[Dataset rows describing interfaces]
* * *

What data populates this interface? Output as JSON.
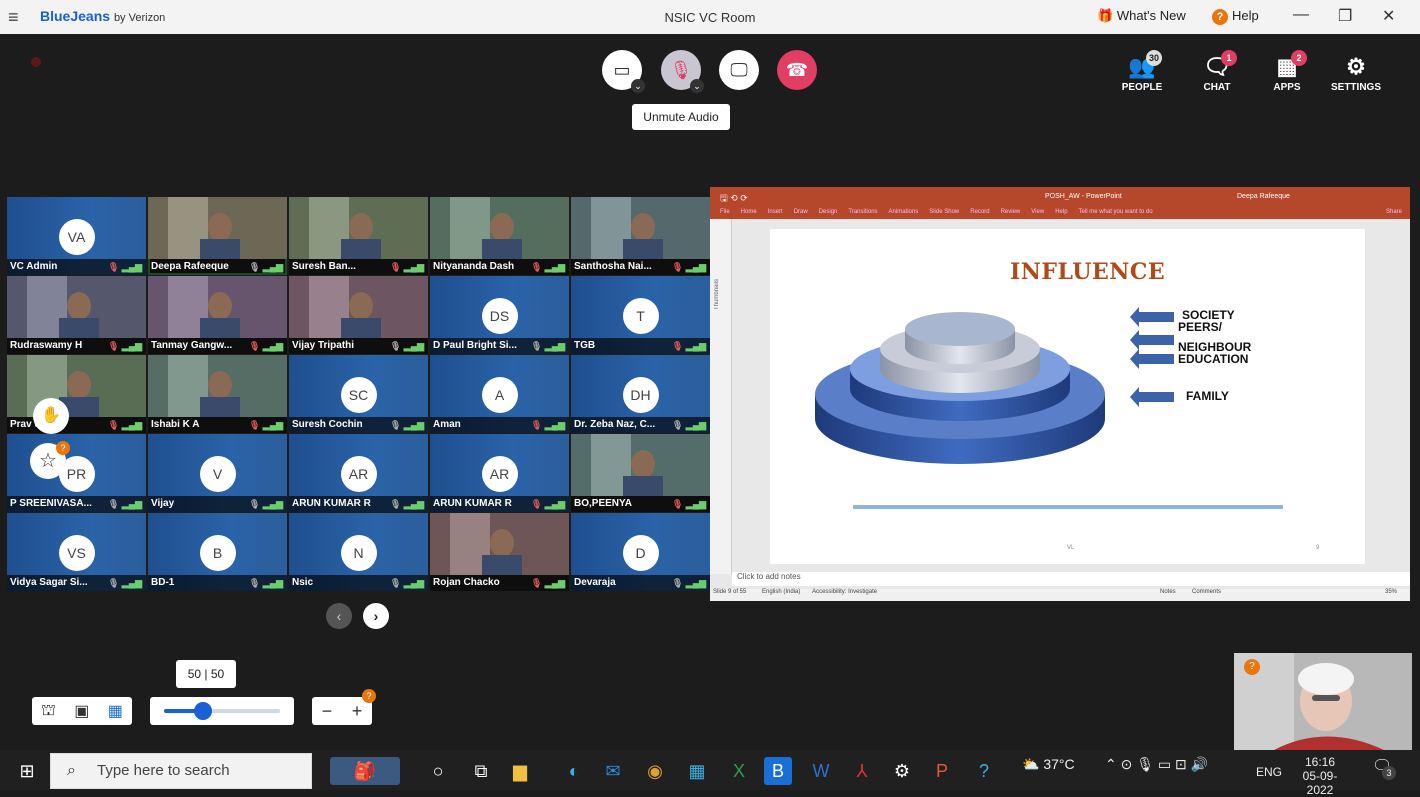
{
  "titlebar": {
    "brand": "BlueJeans",
    "brand_suffix": "by Verizon",
    "window_title": "NSIC VC Room",
    "whats_new": "What's New",
    "help": "Help"
  },
  "controls": {
    "tooltip": "Unmute Audio",
    "people": {
      "label": "PEOPLE",
      "count": "30"
    },
    "chat": {
      "label": "CHAT",
      "count": "1"
    },
    "apps": {
      "label": "APPS",
      "count": "2"
    },
    "settings": {
      "label": "SETTINGS"
    }
  },
  "tiles": [
    {
      "name": "VC  Admin",
      "initials": "VA",
      "video": false,
      "muted": true
    },
    {
      "name": "Deepa Rafeeque",
      "initials": "",
      "video": true,
      "muted": false,
      "active": true
    },
    {
      "name": "Suresh Ban...",
      "initials": "",
      "video": true,
      "muted": true
    },
    {
      "name": "Nityananda Dash",
      "initials": "",
      "video": true,
      "muted": true
    },
    {
      "name": "Santhosha Nai...",
      "initials": "",
      "video": true,
      "muted": true
    },
    {
      "name": "Rudraswamy H",
      "initials": "",
      "video": true,
      "muted": true
    },
    {
      "name": "Tanmay Gangw...",
      "initials": "",
      "video": true,
      "muted": true
    },
    {
      "name": "Vijay Tripathi",
      "initials": "",
      "video": true,
      "muted": false
    },
    {
      "name": "D Paul Bright Si...",
      "initials": "DS",
      "video": false,
      "muted": false
    },
    {
      "name": "TGB",
      "initials": "T",
      "video": false,
      "muted": true
    },
    {
      "name": "Prav    dhol",
      "initials": "",
      "video": true,
      "muted": true
    },
    {
      "name": "Ishabi K A",
      "initials": "",
      "video": true,
      "muted": true
    },
    {
      "name": "Suresh Cochin",
      "initials": "SC",
      "video": false,
      "muted": false
    },
    {
      "name": "Aman",
      "initials": "A",
      "video": false,
      "muted": true
    },
    {
      "name": "Dr. Zeba Naz, C...",
      "initials": "DH",
      "video": false,
      "muted": false
    },
    {
      "name": "P SREENIVASA...",
      "initials": "PR",
      "video": false,
      "muted": false
    },
    {
      "name": "Vijay",
      "initials": "V",
      "video": false,
      "muted": false
    },
    {
      "name": "ARUN KUMAR  R",
      "initials": "AR",
      "video": false,
      "muted": false
    },
    {
      "name": "ARUN KUMAR R",
      "initials": "AR",
      "video": false,
      "muted": true
    },
    {
      "name": "BO,PEENYA",
      "initials": "",
      "video": true,
      "muted": true
    },
    {
      "name": "Vidya Sagar Si...",
      "initials": "VS",
      "video": false,
      "muted": false
    },
    {
      "name": "BD-1",
      "initials": "B",
      "video": false,
      "muted": false
    },
    {
      "name": "Nsic",
      "initials": "N",
      "video": false,
      "muted": false
    },
    {
      "name": "Rojan Chacko",
      "initials": "",
      "video": true,
      "muted": true
    },
    {
      "name": "Devaraja",
      "initials": "D",
      "video": false,
      "muted": false
    }
  ],
  "ppt": {
    "title": "POSH_AW  -  PowerPoint",
    "user": "Deepa Rafeeque",
    "menu": [
      "File",
      "Home",
      "Insert",
      "Draw",
      "Design",
      "Transitions",
      "Animations",
      "Slide Show",
      "Record",
      "Review",
      "View",
      "Help",
      "Tell me what you want to do"
    ],
    "share": "Share",
    "thumbnails": "Thumbnails",
    "slide_title": "INFLUENCE",
    "labels": [
      "SOCIETY",
      "PEERS/",
      "NEIGHBOUR",
      "EDUCATION",
      "FAMILY"
    ],
    "footer_left": "VL",
    "footer_right": "9",
    "notes": "Click to add notes",
    "status_left": "Slide 9 of 55",
    "status_lang": "English (India)",
    "status_access": "Accessibility: Investigate",
    "status_notes": "Notes",
    "status_comments": "Comments",
    "status_zoom": "35%"
  },
  "bottom": {
    "zoom_tip": "50 | 50",
    "badge": "?"
  },
  "taskbar": {
    "search": "Type here to search",
    "temp": "37°C",
    "lang": "ENG",
    "time": "16:16",
    "date": "05-09-2022",
    "notif": "3"
  }
}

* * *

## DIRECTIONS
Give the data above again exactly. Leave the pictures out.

## ANSWER TO THIS PROBLEM
What data populates this interface? Output as JSON.
{
  "titlebar": {
    "brand": "BlueJeans",
    "brand_suffix": "by Verizon",
    "window_title": "NSIC VC Room",
    "whats_new": "What's New",
    "help": "Help"
  },
  "controls": {
    "tooltip": "Unmute Audio",
    "people": {
      "label": "PEOPLE",
      "count": "30"
    },
    "chat": {
      "label": "CHAT",
      "count": "1"
    },
    "apps": {
      "label": "APPS",
      "count": "2"
    },
    "settings": {
      "label": "SETTINGS"
    }
  },
  "tiles": [
    {
      "name": "VC  Admin",
      "initials": "VA",
      "video": false,
      "muted": true
    },
    {
      "name": "Deepa Rafeeque",
      "initials": "",
      "video": true,
      "muted": false,
      "active": true
    },
    {
      "name": "Suresh Ban...",
      "initials": "",
      "video": true,
      "muted": true
    },
    {
      "name": "Nityananda Dash",
      "initials": "",
      "video": true,
      "muted": true
    },
    {
      "name": "Santhosha Nai...",
      "initials": "",
      "video": true,
      "muted": true
    },
    {
      "name": "Rudraswamy H",
      "initials": "",
      "video": true,
      "muted": true
    },
    {
      "name": "Tanmay Gangw...",
      "initials": "",
      "video": true,
      "muted": true
    },
    {
      "name": "Vijay Tripathi",
      "initials": "",
      "video": true,
      "muted": false
    },
    {
      "name": "D Paul Bright Si...",
      "initials": "DS",
      "video": false,
      "muted": false
    },
    {
      "name": "TGB",
      "initials": "T",
      "video": false,
      "muted": true
    },
    {
      "name": "Prav    dhol",
      "initials": "",
      "video": true,
      "muted": true
    },
    {
      "name": "Ishabi K A",
      "initials": "",
      "video": true,
      "muted": true
    },
    {
      "name": "Suresh Cochin",
      "initials": "SC",
      "video": false,
      "muted": false
    },
    {
      "name": "Aman",
      "initials": "A",
      "video": false,
      "muted": true
    },
    {
      "name": "Dr. Zeba Naz, C...",
      "initials": "DH",
      "video": false,
      "muted": false
    },
    {
      "name": "P SREENIVASA...",
      "initials": "PR",
      "video": false,
      "muted": false
    },
    {
      "name": "Vijay",
      "initials": "V",
      "video": false,
      "muted": false
    },
    {
      "name": "ARUN KUMAR  R",
      "initials": "AR",
      "video": false,
      "muted": false
    },
    {
      "name": "ARUN KUMAR R",
      "initials": "AR",
      "video": false,
      "muted": true
    },
    {
      "name": "BO,PEENYA",
      "initials": "",
      "video": true,
      "muted": true
    },
    {
      "name": "Vidya Sagar Si...",
      "initials": "VS",
      "video": false,
      "muted": false
    },
    {
      "name": "BD-1",
      "initials": "B",
      "video": false,
      "muted": false
    },
    {
      "name": "Nsic",
      "initials": "N",
      "video": false,
      "muted": false
    },
    {
      "name": "Rojan Chacko",
      "initials": "",
      "video": true,
      "muted": true
    },
    {
      "name": "Devaraja",
      "initials": "D",
      "video": false,
      "muted": false
    }
  ],
  "ppt": {
    "title": "POSH_AW  -  PowerPoint",
    "user": "Deepa Rafeeque",
    "menu": [
      "File",
      "Home",
      "Insert",
      "Draw",
      "Design",
      "Transitions",
      "Animations",
      "Slide Show",
      "Record",
      "Review",
      "View",
      "Help",
      "Tell me what you want to do"
    ],
    "share": "Share",
    "thumbnails": "Thumbnails",
    "slide_title": "INFLUENCE",
    "labels": [
      "SOCIETY",
      "PEERS/",
      "NEIGHBOUR",
      "EDUCATION",
      "FAMILY"
    ],
    "footer_left": "VL",
    "footer_right": "9",
    "notes": "Click to add notes",
    "status_left": "Slide 9 of 55",
    "status_lang": "English (India)",
    "status_access": "Accessibility: Investigate",
    "status_notes": "Notes",
    "status_comments": "Comments",
    "status_zoom": "35%"
  },
  "bottom": {
    "zoom_tip": "50 | 50",
    "badge": "?"
  },
  "taskbar": {
    "search": "Type here to search",
    "temp": "37°C",
    "lang": "ENG",
    "time": "16:16",
    "date": "05-09-2022",
    "notif": "3"
  }
}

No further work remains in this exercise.